* _SOURCE MATERIAL_
^^^^^^^^

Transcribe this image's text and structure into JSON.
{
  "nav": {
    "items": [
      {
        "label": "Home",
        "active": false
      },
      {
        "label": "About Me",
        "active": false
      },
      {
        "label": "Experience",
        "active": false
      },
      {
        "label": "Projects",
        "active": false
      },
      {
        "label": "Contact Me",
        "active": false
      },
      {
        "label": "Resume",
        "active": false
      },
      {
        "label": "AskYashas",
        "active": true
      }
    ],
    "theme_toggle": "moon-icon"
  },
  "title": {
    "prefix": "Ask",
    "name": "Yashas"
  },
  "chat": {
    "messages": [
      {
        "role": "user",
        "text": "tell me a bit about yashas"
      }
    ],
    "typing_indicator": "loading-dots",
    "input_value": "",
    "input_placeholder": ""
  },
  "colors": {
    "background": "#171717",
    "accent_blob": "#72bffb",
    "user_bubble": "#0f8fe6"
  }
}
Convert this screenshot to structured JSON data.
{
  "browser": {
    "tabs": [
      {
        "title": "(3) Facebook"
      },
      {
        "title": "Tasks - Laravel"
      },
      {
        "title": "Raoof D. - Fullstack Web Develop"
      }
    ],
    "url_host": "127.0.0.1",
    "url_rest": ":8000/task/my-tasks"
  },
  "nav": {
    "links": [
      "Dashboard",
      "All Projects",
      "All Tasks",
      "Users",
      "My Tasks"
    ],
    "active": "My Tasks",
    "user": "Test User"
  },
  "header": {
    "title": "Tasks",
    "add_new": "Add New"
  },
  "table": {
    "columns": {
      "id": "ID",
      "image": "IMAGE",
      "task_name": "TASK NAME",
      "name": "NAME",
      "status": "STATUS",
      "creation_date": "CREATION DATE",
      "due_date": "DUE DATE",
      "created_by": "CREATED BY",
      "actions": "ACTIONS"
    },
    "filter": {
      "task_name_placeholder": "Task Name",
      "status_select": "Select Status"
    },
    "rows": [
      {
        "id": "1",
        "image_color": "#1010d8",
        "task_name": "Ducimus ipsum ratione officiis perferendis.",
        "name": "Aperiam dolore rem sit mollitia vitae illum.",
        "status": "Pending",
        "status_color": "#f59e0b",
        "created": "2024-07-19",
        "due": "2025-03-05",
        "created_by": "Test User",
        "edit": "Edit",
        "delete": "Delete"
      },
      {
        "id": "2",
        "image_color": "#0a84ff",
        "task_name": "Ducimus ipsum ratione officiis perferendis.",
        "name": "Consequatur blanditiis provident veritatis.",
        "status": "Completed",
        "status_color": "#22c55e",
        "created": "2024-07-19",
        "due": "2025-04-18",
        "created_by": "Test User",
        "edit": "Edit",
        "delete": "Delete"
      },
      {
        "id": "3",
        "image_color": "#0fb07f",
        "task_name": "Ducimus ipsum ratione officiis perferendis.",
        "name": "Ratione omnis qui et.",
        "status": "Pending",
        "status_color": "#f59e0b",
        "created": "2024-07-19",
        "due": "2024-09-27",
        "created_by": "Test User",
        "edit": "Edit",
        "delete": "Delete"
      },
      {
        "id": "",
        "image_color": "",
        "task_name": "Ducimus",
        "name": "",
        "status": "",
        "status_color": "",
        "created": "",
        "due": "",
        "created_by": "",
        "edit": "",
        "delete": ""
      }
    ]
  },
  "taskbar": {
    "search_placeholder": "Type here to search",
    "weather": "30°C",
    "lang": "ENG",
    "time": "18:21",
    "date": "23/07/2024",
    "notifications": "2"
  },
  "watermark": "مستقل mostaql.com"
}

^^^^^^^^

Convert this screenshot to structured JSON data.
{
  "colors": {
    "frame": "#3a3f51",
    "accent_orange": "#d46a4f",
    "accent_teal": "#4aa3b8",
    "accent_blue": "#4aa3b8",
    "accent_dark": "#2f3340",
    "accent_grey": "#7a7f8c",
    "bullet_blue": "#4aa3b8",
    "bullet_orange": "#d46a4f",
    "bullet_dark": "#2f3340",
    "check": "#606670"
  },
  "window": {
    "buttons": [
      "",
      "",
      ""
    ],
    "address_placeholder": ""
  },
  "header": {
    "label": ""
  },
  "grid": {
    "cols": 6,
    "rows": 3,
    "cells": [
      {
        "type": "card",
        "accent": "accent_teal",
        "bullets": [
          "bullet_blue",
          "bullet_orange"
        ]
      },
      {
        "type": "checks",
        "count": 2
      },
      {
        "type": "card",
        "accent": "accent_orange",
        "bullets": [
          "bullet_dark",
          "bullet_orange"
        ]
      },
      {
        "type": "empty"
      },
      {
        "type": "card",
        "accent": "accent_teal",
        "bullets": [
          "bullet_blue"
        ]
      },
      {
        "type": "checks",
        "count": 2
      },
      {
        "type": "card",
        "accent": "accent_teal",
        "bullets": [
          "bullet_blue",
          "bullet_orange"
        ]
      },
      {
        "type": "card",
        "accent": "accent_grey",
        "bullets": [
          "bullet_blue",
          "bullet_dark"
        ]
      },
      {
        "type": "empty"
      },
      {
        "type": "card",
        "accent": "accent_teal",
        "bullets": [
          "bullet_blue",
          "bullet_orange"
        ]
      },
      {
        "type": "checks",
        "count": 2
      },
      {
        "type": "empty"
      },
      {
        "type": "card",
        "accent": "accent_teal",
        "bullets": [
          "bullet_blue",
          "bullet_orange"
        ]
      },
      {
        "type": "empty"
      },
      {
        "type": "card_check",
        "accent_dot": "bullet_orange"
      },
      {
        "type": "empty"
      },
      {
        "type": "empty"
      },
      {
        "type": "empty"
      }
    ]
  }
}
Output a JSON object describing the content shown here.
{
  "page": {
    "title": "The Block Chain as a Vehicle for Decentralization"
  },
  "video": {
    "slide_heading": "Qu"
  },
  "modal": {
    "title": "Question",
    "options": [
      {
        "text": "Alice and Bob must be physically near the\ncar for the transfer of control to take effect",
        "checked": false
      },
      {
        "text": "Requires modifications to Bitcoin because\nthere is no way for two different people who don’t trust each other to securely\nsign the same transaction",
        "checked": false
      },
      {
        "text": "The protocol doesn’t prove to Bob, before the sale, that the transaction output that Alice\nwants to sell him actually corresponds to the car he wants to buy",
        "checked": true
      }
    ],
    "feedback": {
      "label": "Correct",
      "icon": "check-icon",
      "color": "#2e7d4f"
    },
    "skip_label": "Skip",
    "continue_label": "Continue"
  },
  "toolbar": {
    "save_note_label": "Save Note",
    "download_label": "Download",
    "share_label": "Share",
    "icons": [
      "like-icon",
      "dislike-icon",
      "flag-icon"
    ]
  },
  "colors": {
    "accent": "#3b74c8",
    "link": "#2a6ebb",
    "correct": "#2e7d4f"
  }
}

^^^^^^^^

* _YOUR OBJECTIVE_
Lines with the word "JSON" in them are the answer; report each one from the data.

* _ANSWER SPACE_
Transcribe this image's text and structure into JSON.
Convert this screenshot to structured JSON data.
Convert this screenshot to structured JSON data.
Output a JSON object describing the content shown here.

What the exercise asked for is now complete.